Diné College Names Martín Miguel Ahumada Interim President

The Diné College Board of Regents has appointed Dr. Martín Miguel Ahumada as the interim president of the college. Ahumada replaces Maggie George, who served as president since 2011. In a recent meeting, the board voted to end, in amicable terms, its contractual relationship with George. “The college and the board look forward to continue relying (more)

TCJ Student.org Launches New Student Blog TCJ Student.org Launches New Student Blog

Tribal College Journal (TCJ) has announced that Celina Gray (Blackfeet and Little Shell Chippewa) of Salish Kootenai College will serve as TCJStudent.org’s new blogger. Gray’s selection comes after a month-long competitive search. Her blogspot will be called “Twiniversity” and will focus on her life as a tribal college student and mother of twins. She hopes (more)

Tribal College News Roundup

1st Tribal Lending Commits $60K in Scholarships to the American Indian College Fund

1st Tribal Lending, the nation’s leading Section 184 mortgage lender, announced it has committed to funding at least $60,000 in scholarships in 2015 with the American Indian College Fund. The amount will be enough to support scholarships for 16 American Indian students for the 2015-2016 school year.


Leech Lake Tribal College Founder Honored with Library Dedication Leech Lake Tribal College Founder Honored with Library Dedication
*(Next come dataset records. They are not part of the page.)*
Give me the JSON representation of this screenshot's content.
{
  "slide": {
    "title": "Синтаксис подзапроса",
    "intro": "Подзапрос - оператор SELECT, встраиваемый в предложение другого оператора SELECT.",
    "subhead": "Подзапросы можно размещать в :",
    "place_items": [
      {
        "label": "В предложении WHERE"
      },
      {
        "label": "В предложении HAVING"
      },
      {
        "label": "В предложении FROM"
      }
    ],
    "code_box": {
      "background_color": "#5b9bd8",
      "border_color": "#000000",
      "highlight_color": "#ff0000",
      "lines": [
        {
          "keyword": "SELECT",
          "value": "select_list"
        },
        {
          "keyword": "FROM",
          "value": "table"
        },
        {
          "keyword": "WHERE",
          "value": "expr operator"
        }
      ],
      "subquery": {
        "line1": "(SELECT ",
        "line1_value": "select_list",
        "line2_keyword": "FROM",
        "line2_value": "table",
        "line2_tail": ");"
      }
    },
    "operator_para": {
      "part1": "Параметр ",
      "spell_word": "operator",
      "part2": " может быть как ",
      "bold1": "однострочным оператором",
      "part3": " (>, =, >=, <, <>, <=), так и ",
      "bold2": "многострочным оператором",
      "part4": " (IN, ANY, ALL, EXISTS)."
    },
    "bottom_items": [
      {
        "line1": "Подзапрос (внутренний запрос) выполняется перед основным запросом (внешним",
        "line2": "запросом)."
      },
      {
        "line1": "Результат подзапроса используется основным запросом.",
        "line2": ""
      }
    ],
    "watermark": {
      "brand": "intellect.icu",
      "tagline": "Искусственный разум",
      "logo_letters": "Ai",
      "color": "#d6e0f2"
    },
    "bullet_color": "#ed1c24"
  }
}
Winds of change started blowing 25 years ago when Larry P. Aitken proposed the Leech Lake Band of Ojibwe open a tribal college in Cass Lake. Those winds continued to blow across the land Friday as guest speakers hailed the college founder during a naming ceremony for the new Leech Lake Tribal College library.


Opinion
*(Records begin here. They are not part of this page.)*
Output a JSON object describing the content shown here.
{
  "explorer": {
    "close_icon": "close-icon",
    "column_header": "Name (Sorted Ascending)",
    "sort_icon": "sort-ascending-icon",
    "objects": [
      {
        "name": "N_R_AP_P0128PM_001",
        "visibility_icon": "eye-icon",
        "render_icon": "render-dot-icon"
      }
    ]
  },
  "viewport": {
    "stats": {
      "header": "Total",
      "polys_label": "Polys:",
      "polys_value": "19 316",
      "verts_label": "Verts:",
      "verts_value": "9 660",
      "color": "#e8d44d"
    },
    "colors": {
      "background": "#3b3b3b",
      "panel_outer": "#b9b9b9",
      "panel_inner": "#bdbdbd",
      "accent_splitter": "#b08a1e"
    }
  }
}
A Human Rights Crisis in Indian Country

By Chris Vigil

The lack of lay advocates and attorneys representing Native defendants creates tremendous problems for tribal members who find themselves in civil or criminal court.(more)

Resource Guides

27-2 Winter 2015 “American Indian Law” Resource Guide

By W.L. Shelley
A compilation of published and online resources for researchers interested in issues and topics on American Indian law.

Media Reviews

Saints and Citizens: Indigenous Histories of Colonial Missions and Mexican California Saints and Citizens: Indigenous Histories of Colonial Missions and Mexican California

By Lisbeth Haas
University of California Press (2014)
272 pages
Review by William Bauer

Cherokee Newspapers, 1828–1906: Tribal Voice of a People in Transition Cherokee Newspapers, 1828–1906: Tribal Voice of a People in Transition

By Cullen Joe Holland, revised and edited by James P. Pate
Cherokee Heritage Press (2012)
569 pages
Review by Herman A. Peterson

An Indigenous Peoples’ History of the United States An Indigenous Peoples’ History of the United States

By Roxanne Dunbar-Ortiz
Beacon Press (2014)
296 pages
Review by Jennifer Denetdale